As of 2009, Western Sahara's electricity consumption remains significantly lower than the global average. The global average should be around 410 watts per person, yet in Western Sahara, this average is not being achieved. This disparity is primarily due to the country's heavy reliance on fossil fuel for energy generation, resulting in lower levels of electricity output than in regions with more diversified energy supplies. With a low production of electricity, major areas of development such as technology, healthcare, and education may find themselves stifled, constructing significant barriers to economic growth and development within the region.
To increase low-carbon electricity generation, Western Sahara can look to countries with similar geographic and climatic conditions for inspiration. For instance, regions with high sun exposure, such as the People's Republic of China and India, have generated substantiated electricity with solar power, constituting 531 TWh and 119 TWh respectively in 2009. Moreover, Spain and Brazil, both arid and wind-rich nations akin to Western Sahara, have successfully harnessed wind energy to a notable level of 61 TWh and 94 TWh. By ramping up investment in wind and solar energy technologies, Western Sahara can leap towards a more sustainable and diversified energy landscape.
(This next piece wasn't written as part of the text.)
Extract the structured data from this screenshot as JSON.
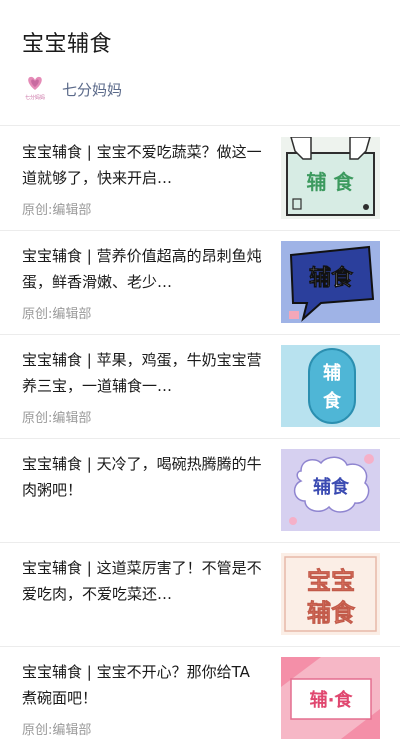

The data regarding the history of low-carbon electricity in Western Sahara is yet to be provided, and without that, a complete historical overview cannot be encapsulated. A proper historical context is vital to understand how we arrived at the current state and gauge the progress made over the years – or lack thereof – in low-carbon electricity in Western Sahara.